Data have been deposited into Gene Expression Omnibus (GEO66507). Boxplots for the human and mouse datasets are available from the following link and will be updated with additional datasets: http://dx.doi.org/10.6084/m9.figshare.1521657.
We are grateful to the embryo donors for their support of this research. We thank the High Throughput Sequencing, Genome Manipulation Services, Human Embryonic Stem Cell and Confocal Microscopy facilities at The Francis Crick Institute.
K.K.N. conceived and coordinated the project, cultured human embryos, performed microdissections and single-cell collection. N.M.E.F. cultured human embryos and performed cDNA synthesis and library preparation of single-cell samples. P.B. performed bioinformatics analysis of all human and mouse embryo and stem cell datasets, I.d.V. performed bioinformatics analysis of mouse datasets, and P.R. and T.X.H. performed independent analysis of the Yan et al. dataset. S.E.W. performed analysis of the stem cell dataset. K.K.N., N.M.E.F. and I.d.V. performed immunofluorescence and additional data analysis. K.E., P.S. and L.C. obtained informed consent for the research and collected embryos. K.K.N., P.B., N.M.E.F. and S.E.W. prepared the manuscript with help from all the authors.

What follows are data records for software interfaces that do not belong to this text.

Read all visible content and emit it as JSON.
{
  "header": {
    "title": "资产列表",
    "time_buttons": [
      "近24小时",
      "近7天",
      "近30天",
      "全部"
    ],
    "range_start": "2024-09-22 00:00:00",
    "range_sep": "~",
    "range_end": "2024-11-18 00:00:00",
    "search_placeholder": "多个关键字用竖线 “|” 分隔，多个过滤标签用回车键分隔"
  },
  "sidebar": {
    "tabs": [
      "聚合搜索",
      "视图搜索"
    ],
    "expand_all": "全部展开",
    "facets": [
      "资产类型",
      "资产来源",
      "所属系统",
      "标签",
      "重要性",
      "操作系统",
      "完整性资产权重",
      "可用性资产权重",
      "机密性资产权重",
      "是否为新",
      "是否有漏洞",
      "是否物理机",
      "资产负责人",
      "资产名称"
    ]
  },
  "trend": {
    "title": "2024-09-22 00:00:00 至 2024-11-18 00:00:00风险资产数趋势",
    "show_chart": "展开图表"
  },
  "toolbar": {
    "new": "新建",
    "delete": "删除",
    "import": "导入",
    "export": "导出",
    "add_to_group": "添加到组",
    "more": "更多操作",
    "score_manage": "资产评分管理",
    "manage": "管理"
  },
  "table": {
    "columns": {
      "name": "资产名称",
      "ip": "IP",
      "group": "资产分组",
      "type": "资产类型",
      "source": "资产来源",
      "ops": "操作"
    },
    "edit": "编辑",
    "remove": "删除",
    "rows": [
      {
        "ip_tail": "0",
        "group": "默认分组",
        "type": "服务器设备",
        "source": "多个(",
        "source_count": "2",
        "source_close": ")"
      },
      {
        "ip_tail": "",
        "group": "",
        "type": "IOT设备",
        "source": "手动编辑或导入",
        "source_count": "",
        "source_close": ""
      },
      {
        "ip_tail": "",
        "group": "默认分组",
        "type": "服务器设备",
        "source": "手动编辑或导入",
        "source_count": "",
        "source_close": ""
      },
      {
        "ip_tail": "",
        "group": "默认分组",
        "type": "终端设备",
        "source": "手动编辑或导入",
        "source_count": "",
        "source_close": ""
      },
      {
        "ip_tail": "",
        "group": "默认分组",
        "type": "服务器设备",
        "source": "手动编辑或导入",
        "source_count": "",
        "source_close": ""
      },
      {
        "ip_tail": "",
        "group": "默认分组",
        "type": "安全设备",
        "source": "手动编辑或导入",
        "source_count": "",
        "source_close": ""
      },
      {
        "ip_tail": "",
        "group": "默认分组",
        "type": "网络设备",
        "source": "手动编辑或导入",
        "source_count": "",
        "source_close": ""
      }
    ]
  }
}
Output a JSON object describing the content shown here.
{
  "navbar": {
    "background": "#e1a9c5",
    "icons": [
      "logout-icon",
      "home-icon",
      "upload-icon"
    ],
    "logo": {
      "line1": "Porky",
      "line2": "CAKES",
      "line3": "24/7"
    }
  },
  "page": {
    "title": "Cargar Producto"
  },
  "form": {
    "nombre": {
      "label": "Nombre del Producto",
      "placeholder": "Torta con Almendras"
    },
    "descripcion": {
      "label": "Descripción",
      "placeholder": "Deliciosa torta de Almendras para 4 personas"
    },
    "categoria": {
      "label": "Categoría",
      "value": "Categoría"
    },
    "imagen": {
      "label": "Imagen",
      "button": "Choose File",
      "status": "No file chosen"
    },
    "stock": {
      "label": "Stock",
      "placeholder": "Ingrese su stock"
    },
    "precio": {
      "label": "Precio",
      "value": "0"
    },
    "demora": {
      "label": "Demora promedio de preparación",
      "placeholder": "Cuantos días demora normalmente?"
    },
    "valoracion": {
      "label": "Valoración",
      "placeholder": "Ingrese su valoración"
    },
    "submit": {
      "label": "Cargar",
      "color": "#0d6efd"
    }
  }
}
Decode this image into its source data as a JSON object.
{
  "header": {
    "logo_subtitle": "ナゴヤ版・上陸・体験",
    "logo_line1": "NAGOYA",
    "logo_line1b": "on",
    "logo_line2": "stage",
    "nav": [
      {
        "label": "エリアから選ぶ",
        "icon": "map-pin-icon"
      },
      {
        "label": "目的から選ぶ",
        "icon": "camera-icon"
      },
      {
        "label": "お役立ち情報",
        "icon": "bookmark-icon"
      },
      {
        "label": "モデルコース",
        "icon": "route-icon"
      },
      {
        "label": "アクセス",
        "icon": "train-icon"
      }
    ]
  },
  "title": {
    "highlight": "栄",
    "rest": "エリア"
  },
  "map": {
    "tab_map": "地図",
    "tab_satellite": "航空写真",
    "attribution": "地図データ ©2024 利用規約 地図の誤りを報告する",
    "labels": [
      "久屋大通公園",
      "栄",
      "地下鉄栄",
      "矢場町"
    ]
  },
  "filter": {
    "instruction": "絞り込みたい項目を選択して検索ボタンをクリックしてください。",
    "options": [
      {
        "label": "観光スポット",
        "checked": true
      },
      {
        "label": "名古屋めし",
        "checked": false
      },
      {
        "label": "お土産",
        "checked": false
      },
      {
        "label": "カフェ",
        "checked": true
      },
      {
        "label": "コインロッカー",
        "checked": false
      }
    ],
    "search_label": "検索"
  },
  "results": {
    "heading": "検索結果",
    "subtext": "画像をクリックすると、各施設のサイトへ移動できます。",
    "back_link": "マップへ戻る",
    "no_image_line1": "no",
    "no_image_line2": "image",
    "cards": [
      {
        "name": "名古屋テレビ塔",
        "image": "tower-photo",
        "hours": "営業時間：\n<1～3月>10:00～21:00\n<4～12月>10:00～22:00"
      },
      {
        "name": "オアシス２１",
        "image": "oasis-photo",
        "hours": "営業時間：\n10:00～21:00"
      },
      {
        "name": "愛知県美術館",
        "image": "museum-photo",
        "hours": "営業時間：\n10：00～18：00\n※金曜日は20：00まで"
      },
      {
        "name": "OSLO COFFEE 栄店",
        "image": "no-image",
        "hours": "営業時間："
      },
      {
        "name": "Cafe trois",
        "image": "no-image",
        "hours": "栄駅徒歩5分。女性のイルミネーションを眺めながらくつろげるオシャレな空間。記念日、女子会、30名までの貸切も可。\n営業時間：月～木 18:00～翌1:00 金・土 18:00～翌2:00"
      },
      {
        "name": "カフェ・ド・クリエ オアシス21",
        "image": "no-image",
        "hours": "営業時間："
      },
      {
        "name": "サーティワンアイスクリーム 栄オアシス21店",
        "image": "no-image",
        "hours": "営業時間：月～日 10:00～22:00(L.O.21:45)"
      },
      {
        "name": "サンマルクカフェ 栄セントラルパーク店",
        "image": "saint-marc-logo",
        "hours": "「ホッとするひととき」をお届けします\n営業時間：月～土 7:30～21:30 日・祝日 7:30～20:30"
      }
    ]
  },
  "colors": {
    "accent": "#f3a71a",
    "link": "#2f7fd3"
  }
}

This work was supported by The Francis Crick Institute, which receives its core funding from Cancer Research UK, the UK Medical Research Council [MC_UP_1202/9] and the Wellcome Trust. In addition, this research was supported by the March of Dimes Foundation [FY11-436 to K.K.N.]. T.H.X. and P.R. were supported by the Agency for Science Technology and Research (A-STAR), Singapore. Deposited in PMC for immediate release.
The authors declare no competing or financial interests.